* _ACTIVITY_:
Show every line of the records below that contains the word "Berco".

* _Interface dataset entries_:
□ □ □ □ □ □ □
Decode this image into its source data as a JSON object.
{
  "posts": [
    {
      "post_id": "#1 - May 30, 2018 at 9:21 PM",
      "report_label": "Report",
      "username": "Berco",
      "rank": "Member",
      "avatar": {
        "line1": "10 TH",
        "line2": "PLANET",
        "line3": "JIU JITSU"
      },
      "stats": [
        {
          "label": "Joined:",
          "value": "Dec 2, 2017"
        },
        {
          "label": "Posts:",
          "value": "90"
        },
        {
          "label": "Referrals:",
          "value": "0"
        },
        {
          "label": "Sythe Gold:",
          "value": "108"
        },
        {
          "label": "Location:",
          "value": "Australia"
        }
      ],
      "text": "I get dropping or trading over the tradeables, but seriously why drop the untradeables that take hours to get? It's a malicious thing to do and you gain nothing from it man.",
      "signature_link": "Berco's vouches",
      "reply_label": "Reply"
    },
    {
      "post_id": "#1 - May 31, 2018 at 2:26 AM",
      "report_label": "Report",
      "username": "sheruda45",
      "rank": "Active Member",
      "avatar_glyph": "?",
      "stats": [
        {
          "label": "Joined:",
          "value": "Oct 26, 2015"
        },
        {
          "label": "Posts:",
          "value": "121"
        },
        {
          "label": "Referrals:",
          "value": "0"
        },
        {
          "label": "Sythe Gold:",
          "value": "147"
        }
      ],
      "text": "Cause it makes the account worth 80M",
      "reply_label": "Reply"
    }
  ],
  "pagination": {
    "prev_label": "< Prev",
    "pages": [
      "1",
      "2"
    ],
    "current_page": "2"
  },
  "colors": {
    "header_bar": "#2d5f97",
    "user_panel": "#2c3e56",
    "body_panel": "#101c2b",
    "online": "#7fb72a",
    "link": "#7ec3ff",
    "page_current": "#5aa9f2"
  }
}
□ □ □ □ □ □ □
* _ANSWER BELOW_:
      "username": "Berco",
      "signature_link": "Berco's vouches",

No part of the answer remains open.